I wasn't aware until today that the European Commission was busy trying to sort out through many health claims (44,000 health claims were submitted for a review) made about food products, trying to find out which of them have scientific support and should therefore be authorized as valid health claims on the European market and which of them were misleading consumers.
A health claim is any statement made about a relationship between food and health (e.g. "this chewing gum will let you lose weight", "if you eat this fish, you will be smarter", "if you drink this milk, you will grow taller").
The goal of the European Commission is to authorize these health claims that have scientific support AND can be easily understood by consumers, so that European consumers may easily know whether food products that claim to have beneficial impact on their health actually have such effect.
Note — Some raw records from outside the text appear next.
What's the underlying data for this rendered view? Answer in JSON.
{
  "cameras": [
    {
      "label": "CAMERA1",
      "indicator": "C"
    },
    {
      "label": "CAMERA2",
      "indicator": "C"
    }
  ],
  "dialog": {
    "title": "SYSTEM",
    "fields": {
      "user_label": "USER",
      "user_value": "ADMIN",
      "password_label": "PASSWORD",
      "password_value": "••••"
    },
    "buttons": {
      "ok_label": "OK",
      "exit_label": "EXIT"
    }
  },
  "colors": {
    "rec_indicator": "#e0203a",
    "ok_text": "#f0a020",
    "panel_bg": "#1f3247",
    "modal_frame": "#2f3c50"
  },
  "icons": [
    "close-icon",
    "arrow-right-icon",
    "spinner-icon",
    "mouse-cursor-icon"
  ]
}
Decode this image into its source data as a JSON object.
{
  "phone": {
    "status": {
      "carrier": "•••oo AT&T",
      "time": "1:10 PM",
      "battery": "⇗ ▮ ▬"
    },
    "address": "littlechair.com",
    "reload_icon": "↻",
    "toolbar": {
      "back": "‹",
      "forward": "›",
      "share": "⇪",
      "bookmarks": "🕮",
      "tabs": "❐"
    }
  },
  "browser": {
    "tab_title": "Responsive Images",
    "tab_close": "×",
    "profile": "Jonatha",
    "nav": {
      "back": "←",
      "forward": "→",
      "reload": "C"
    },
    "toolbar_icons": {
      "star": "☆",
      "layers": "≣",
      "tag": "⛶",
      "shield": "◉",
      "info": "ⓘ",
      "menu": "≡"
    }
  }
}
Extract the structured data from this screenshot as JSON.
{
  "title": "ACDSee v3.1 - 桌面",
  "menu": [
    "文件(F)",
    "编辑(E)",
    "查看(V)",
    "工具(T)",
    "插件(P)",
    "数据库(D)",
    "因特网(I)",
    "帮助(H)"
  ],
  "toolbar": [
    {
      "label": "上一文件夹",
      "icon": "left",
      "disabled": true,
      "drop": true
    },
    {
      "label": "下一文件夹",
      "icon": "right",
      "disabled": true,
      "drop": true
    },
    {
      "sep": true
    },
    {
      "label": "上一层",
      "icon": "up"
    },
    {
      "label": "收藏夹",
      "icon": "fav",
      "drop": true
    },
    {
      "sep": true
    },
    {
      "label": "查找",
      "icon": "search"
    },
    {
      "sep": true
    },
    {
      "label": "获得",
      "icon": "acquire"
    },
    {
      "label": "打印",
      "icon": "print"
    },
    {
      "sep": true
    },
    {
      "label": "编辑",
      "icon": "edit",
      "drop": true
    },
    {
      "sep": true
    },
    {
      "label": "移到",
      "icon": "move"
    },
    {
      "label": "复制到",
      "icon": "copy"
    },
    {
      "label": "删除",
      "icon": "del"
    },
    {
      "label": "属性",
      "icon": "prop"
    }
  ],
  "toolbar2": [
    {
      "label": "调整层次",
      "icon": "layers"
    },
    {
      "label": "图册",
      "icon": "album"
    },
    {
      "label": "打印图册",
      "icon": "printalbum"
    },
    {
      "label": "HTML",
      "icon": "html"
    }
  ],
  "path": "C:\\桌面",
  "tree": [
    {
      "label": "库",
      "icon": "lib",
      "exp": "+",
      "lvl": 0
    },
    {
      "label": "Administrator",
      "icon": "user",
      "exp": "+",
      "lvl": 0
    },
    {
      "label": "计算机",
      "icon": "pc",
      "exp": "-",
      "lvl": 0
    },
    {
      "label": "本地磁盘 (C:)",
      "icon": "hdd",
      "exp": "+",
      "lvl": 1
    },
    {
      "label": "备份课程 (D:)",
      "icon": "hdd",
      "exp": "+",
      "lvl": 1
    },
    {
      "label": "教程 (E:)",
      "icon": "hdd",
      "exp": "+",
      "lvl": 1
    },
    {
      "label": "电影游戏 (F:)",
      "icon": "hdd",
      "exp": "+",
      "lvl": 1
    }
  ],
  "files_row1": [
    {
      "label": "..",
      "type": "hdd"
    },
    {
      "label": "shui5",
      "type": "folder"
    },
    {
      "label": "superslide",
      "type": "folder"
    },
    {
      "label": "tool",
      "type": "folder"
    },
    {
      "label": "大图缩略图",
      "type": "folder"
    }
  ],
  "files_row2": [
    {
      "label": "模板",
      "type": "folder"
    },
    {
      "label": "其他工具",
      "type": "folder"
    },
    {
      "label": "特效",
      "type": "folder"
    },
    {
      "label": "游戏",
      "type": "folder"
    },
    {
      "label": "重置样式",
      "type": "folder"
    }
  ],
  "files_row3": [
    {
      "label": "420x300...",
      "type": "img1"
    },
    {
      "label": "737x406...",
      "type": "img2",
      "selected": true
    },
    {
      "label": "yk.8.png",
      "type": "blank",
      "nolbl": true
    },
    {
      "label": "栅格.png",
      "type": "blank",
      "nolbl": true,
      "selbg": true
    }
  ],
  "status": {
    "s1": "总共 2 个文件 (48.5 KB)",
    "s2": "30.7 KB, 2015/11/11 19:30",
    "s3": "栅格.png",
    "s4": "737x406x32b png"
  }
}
This will hopefully lead to consumers choosing a healthier diet, when they are no longer misled by food producers' promises like e.g. cereals being the healthiest breakfast choice. EFSA (European Food Safety Authority) is the agency responsible for evaluating all health claims and with its cooperation the European Commission is aiming at presenting by the end of this year a list of permitted health claims on food products. This in order to finally enforce the Regulation 1924/2006 of the European Parliament and of the Council of 20 December 2006 on nutrition and health claims made on foods.
Everything you ever wanted to know about health claims - here.
Press release of the EC on progress on Claims Regulation - here.